to most of these performances. This is a recent one at Duke University. I’m using laser cut steel here

that’s been powder coated. I used it to cut aluminium in orbs, and in this case, four, five,

six and seven feet in diameter over a period of several hours

to put this together. It’s an event that people

get deeply invested in. One of my measures

to understand that it’s successful is the smiles on people faces,

and the things they tell me, but another great measure

that I’ve noticed again and again is a kind of ownership. When people are involved in this, after they’re done,

they’ll bring their friends and say: “I helped make that,

and that’s my sculpture.” They put one nut and one bolt,

but it’s their sculpture. Or maybe they spent four hours

just in love with the process. Everyone has a different

amount of involvement. But there is this feel of ownership,

there is this strong emotional connection. Another thing that people are doing

is they’re solving puzzles. And solving puzzles is a great skill. You need to develop this ability

that someone says: “I don’t know how to solve this problem.” It’s not like a homework problem

that I know the answers to. It’s a real problem and you have

to be comfortable with that. So I try and present people with

as much of a challenge as I can. I don’t say to them, “Here’s what to do.” I say: “I think these things go together.

Can you figure it out?” And they’re working on it

to make that happen. So that skill to be comfortable

facing a new puzzle that you don’t know what to do,

and you try stuff and some doesn’t work, that’s the essential skill you need to be

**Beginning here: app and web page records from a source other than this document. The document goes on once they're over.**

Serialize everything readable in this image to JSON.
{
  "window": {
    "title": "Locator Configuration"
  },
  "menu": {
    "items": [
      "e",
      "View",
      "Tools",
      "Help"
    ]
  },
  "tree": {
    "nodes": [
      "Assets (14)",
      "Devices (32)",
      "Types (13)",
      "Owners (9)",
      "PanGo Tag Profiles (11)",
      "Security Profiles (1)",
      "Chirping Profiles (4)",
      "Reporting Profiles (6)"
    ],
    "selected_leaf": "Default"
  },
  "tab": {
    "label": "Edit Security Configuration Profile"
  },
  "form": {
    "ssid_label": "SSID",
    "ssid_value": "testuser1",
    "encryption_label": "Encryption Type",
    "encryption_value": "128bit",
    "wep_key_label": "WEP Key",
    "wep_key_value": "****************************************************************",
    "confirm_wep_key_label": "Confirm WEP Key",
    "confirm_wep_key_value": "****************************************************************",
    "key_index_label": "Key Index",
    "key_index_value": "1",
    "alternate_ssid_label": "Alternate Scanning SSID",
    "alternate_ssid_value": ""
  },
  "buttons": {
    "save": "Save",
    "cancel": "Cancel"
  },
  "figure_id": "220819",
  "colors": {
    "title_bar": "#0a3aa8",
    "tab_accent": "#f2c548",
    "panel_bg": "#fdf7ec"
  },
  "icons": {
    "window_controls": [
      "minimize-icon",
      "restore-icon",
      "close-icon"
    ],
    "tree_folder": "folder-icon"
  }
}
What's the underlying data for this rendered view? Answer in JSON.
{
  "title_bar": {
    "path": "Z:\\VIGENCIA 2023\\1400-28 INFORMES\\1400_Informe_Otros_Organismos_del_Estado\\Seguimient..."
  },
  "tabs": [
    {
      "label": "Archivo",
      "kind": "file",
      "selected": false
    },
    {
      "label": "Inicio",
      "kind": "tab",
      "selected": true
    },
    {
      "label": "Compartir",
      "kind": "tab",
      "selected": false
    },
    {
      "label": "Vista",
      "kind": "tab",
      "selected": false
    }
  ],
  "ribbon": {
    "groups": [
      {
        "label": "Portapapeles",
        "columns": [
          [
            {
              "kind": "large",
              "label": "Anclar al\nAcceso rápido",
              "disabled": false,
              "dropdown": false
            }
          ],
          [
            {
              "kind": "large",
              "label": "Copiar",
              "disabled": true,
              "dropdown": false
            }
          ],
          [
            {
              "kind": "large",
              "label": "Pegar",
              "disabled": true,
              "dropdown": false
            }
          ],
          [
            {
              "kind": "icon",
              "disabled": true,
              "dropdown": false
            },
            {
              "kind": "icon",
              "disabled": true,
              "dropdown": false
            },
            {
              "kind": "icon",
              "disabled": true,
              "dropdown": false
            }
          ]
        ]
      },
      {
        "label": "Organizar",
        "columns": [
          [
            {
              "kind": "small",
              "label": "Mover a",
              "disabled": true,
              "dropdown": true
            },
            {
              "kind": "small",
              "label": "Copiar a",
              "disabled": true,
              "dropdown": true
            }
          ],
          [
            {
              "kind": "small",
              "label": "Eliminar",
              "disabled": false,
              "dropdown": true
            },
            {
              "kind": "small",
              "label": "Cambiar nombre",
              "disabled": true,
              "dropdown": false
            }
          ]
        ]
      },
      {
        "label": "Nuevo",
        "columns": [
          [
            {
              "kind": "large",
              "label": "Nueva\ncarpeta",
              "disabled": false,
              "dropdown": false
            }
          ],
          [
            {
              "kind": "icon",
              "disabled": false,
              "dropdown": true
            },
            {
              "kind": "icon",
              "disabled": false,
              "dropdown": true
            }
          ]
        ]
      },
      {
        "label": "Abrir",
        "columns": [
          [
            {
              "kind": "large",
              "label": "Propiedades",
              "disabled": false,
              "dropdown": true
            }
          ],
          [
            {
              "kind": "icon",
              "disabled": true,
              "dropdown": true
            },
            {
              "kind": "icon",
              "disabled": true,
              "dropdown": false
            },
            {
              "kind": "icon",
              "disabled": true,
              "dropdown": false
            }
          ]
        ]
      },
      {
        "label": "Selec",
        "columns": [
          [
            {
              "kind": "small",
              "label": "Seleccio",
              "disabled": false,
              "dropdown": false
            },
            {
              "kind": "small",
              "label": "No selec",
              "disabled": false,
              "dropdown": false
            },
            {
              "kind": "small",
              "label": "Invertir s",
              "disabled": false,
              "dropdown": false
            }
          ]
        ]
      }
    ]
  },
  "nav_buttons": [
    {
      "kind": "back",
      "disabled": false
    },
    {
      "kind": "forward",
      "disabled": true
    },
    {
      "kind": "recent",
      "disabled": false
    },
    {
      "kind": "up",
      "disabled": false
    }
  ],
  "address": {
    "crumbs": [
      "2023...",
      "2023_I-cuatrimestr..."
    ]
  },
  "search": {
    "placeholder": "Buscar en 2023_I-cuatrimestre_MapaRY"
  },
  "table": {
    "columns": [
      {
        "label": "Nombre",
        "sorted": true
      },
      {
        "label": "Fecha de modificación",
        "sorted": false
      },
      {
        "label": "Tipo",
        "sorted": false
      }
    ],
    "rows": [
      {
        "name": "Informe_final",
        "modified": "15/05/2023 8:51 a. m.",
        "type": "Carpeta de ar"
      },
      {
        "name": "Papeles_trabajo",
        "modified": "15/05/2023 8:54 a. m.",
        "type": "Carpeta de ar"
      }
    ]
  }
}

a creative problem solver in real life. One other thing that happens is

that at some point, I can step back. We’re working for a while,

and things are coming together, and then someone asks a question, and someone else,

instead of me, will answer it. And I can just relax

and let them take over from there. That’s when I feel

I’ve actually taught something, that they begin to become

this problem solving community working together

to figure out how things go. And again, these are not

quantitative assessments factors that let me know

that this is definitely working, but I know this is working

one way or the other. But this is just one sort

of teaching performance. I’d like other people to explore this. I’m encouraging you

to go on and figure out how to bring aspects of performance

into mathematical thinking. This particular sculpture

right now is hanging in the Math Department

at Princeton University. But there are plans and ideas

for lots of these things on my web site and lots of places you can go. Thank you. (Applause)

ViHart's father, right?